IATA has provided evidence that the current system
for allocating capacity at Europe’s airports is benefiting
consumers with greater choice and expanded connectivity.
Air passengers in Europe are enjoying an
unprecedented level of choice and competition in air travel,
despite the constraints imposed by a lack of new airport capacity.
Passengers and the EU economy are benefitting from new routes and
the growth of low-cost carriers and other new market entrants.
Analysis by IATA reveals that:
- Airports classified at the highest level of
congestion in Europe added 2,000 more routes in the 2010-2017
- Over the same period the number of
long-haul routes grew by 27%; and
- 30% of European routes are now
operated by two or more carriers, an increase of 5 percentage
points since 2010.
A recent study commissioned by Airports
Council International (ACI) Europe, from consultancy ICF, shows:
- More than 55% of seat capacity on intra-Europe routes is
competed between and full-service carriers and low-cost carriers,
which have grown rapidly since the turn of the century; and
the past 20 years there has been a near-doubling in city-pair
connections within Europe and between Europe and the rest of the
"European consumers have greater choice and more
competition than ever before when deciding how they travel within
or beyond Europe. This is no small achievement when you consider
that Europe’s airports are among the most congested in the world,"
said Alexandre de Juniac, IATA’s Director General and CEO.
The ACI Report and IATA’s
research confirm that the rules for allocating scarce capacity at
Europe’s congested airports are fostering competition and growing
connectivity. Europe has more than half of all the world’s
slot-constrained airports. The European Slot Regulation ensures
that these airports provide opportunities for low-cost and
full-service carriers to enter the market and provide competition
and choice for passengers.
"The real solution to Europe’s
aviation capacity crisis is to build more airport and air
navigation infrastructure. But we are already on the back foot and
capacity is not keeping pace with demand growth. The European Slot
Regulation has been successful for two decades—fairly allocating
scarce capacity in line with global standards, enabling new
entrants and strengthening connectivity. Most importantly it
provides consumers with reliability and competitive choices. We
strongly recommend that it remains a stable, consistent, and
leading example of global best practice," said de Juniac.
Although the European Slot Regulation is working well, the airline
sector recognizes that it could work even better. It is important
that slot rules find a balance between (a) protecting the
interests of incumbent carriers and consumers who value the
services incumbent airlines provide; (b) accommodating the desire
of new entrants to enter the market and provide market
competition; and (c) enabling the market to adapt to changing
To further these objectives IATA, ACI and the
independent slot coordinators have formed a working group to look

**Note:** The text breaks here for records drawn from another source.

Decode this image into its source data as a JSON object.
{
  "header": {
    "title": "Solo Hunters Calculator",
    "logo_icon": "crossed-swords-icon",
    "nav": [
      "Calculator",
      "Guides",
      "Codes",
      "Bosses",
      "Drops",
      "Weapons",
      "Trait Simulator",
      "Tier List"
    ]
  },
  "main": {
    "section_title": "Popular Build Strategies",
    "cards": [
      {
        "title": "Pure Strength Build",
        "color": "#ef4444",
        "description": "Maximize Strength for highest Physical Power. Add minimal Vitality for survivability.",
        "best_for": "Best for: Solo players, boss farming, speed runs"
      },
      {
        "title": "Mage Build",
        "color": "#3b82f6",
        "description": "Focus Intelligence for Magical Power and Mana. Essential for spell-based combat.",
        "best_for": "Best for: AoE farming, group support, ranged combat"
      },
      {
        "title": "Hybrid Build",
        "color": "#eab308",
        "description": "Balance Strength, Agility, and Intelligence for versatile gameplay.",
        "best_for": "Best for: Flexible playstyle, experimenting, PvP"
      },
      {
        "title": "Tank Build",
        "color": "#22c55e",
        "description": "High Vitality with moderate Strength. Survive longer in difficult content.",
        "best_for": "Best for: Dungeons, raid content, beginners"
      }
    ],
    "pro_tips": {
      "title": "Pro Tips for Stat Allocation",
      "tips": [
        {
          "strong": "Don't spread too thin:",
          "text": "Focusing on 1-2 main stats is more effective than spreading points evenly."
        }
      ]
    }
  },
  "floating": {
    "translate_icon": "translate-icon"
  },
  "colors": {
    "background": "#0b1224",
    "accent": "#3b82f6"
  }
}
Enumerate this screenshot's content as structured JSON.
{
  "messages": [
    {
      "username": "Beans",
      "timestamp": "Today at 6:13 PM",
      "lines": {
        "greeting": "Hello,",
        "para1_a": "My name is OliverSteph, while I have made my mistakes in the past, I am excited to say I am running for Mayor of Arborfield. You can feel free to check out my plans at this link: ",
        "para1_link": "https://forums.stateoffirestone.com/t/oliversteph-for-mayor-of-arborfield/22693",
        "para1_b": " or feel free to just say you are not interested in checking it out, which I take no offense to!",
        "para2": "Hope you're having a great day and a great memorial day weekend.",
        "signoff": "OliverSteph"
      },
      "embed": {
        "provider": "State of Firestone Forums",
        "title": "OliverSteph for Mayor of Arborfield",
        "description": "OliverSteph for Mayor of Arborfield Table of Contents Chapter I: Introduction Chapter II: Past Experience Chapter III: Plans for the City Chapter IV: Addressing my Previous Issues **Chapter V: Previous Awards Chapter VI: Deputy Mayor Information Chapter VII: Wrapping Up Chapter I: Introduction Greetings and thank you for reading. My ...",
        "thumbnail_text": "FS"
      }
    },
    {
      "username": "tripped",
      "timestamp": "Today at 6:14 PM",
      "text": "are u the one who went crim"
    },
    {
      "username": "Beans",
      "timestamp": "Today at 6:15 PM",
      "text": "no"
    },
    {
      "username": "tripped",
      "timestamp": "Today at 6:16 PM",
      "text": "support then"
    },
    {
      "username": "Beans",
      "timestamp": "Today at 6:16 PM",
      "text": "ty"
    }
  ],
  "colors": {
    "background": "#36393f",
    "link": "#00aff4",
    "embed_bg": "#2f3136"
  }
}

at improvements to the current system that is due to be reported
to the ICAO Assembly in 2019.
The slot rules can only make best use of
the declared capacity at each airport. The inconsistency in
declared capacity between airports of similar size is a clear sign
that opportunities to unlock more capacity exist.
"Airports must do more to increase the operating capacity of
existing infrastructure and governments need to encourage and
facilitate timely and cost-effective expansion of congested
airports and airspace. But this cannot work without the consistent
application of transparent methodologies for determining available
capacity. There is room for improvement. Only through regular and
impartial analysis can all capacity become available for more
slots to be allocated," said de Juniac.